On Monday morning, an Amazon employee attempted suicide by jumping from a building at the company’s Seattle headquarters after sending an email to hundreds of co-workers, including Amazon’s CEO.
The unnamed employee was injured after leaping from a fourth floor rooftop of the 12-story building, but landed on a balcony 20 feet below, Seattle Pi reports. The worker was taken to an area hospital with non-life-threatening injuries.
The employee had recently put in a transfer request to a different department, according to Bloomberg. Instead though, the worker was put on an “employee improvement plan,” which can result in an employee’s dismissal if performance doesn’t get better.
Before the suicide attempt, the employee sent out an email to numerous co-workers, as well as Amazon CEO Jeff Bezos. In the email, the person reportedly criticized the way the company dealt with the transfer request. The employee also suggested they might hurt themselves, Bloomberg reports.
Silicon Valley—and the tech industry in general—are notoriously high stakes, high stress work environments. Since 2007, there have been numerous suicides at Foxconn, the Chinese factory where Apple produces its iPhones. At two Palo Alto-area high schools, in the heart of Silicon Valley, the 10-year suicide rate is four to five times above the nation’s average. And in recent years, a spate of suicides from entrepreneurs including Austen Heinz and Ilya Zhitomirskiy have called attention to a veritable mental health crisis within the startup industry.
While it’s been a long time since Amazon could be considered a startup, it still retains a similar cutthroat, breakneck company pace and attitude (or worse). In a brutal 2015 exposé, the New York Times spoke to numerous current and ex-employees who talked about the company’s unreasonably high expectations and toxic company practices. Amazon defended its company culture and refuted the article’s claims, but instances such as this suicide attempt do lend credence to Amazon’s tough company culture.

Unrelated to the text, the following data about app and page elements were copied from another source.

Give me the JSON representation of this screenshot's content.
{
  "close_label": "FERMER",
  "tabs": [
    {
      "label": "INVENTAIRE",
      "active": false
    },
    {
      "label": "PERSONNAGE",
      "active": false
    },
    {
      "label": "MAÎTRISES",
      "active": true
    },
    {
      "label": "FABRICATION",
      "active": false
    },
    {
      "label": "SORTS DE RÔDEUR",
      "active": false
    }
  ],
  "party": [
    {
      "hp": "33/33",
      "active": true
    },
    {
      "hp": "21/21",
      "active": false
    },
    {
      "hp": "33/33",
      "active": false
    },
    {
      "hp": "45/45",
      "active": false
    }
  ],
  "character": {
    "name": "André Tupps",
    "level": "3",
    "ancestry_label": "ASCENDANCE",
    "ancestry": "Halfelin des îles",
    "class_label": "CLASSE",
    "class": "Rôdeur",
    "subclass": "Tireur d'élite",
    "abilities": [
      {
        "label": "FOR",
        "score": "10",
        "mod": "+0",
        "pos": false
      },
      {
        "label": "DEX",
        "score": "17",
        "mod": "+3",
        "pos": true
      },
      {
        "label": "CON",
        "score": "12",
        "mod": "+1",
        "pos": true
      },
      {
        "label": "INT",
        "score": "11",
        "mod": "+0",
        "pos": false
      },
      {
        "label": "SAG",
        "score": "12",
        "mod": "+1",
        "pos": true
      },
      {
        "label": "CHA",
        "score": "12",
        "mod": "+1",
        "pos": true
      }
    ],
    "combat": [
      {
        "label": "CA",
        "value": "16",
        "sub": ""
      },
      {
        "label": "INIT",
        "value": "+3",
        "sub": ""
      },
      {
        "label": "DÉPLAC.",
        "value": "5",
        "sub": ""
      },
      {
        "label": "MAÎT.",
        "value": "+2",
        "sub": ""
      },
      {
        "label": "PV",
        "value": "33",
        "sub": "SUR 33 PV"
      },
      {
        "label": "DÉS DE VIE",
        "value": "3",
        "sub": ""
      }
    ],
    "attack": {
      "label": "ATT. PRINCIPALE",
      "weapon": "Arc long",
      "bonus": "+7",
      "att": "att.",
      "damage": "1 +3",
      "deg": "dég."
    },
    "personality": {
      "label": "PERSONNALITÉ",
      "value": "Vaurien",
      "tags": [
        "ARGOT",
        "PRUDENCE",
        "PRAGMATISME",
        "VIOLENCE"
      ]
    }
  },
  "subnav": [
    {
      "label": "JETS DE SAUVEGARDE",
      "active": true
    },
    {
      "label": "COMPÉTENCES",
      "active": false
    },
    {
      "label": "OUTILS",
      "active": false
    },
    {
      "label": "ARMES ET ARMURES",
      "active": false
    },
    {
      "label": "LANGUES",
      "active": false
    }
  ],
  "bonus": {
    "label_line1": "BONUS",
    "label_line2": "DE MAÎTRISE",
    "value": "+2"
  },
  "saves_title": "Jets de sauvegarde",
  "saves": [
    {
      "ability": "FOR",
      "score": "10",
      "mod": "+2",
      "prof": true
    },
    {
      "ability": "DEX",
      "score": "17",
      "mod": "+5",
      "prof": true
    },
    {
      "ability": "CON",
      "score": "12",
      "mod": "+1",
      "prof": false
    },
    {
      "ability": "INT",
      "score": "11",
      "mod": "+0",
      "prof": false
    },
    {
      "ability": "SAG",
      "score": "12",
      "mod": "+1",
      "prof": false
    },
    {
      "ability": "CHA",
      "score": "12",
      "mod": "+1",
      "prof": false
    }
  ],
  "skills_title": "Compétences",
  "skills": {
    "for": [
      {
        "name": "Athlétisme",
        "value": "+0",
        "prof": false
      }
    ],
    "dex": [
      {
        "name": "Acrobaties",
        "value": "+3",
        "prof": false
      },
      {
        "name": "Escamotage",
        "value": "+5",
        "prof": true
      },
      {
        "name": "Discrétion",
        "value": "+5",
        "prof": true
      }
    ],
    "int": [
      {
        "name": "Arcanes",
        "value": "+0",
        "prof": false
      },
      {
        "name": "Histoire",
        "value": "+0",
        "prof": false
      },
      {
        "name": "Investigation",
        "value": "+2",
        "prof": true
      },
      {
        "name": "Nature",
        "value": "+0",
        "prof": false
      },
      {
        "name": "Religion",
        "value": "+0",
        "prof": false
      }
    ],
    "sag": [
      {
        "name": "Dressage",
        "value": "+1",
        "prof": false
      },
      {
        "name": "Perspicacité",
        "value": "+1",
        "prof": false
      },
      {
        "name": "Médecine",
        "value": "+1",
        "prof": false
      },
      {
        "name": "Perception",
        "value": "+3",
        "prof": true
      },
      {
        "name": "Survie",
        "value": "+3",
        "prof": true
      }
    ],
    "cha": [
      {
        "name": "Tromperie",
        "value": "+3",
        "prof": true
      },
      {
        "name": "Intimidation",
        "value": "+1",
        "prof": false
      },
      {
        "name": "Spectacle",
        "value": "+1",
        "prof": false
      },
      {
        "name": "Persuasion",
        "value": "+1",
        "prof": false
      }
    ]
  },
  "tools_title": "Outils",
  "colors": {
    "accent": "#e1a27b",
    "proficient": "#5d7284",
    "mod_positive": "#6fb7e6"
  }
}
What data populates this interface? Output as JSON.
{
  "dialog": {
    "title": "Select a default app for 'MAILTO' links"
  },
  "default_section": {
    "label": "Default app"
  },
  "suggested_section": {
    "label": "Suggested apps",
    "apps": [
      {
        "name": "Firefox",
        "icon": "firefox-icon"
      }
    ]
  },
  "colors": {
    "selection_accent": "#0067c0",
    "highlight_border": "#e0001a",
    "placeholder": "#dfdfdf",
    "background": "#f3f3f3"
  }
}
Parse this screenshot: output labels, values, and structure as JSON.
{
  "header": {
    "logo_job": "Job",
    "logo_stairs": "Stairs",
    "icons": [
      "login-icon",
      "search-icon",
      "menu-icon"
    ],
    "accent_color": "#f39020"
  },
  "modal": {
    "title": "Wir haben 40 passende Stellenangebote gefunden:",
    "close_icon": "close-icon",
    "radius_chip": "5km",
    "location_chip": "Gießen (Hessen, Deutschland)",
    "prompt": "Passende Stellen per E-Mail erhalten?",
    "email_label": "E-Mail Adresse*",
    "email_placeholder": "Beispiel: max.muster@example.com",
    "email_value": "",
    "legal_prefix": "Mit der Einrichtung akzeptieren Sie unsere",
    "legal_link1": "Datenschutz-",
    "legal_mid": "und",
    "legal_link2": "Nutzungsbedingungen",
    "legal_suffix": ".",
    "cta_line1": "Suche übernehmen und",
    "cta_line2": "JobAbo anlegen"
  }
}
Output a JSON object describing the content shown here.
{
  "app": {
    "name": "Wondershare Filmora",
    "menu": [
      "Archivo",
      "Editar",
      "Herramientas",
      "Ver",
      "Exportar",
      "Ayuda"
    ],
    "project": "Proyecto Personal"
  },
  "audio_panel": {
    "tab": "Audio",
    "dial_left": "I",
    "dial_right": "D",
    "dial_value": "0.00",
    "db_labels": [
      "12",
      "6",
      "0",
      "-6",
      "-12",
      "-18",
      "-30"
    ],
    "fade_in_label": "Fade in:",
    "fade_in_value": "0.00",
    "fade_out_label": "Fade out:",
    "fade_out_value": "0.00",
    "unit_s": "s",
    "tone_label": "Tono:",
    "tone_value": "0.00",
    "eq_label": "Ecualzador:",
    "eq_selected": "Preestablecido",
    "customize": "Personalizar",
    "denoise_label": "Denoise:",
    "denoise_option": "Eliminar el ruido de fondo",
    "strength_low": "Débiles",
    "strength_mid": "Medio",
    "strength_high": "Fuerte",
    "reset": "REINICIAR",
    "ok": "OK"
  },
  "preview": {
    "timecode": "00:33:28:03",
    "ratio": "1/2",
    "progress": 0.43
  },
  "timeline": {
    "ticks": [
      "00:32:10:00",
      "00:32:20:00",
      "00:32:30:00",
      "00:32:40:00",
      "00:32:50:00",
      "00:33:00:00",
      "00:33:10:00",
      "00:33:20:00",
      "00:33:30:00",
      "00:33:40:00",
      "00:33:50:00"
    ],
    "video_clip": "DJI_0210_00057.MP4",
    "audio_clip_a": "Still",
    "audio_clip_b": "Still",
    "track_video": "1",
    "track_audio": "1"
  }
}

If you or someone you know is contemplating self harm, please reach out to the national suicide prevention lifeline at 1-800-273-8255 or visit its website.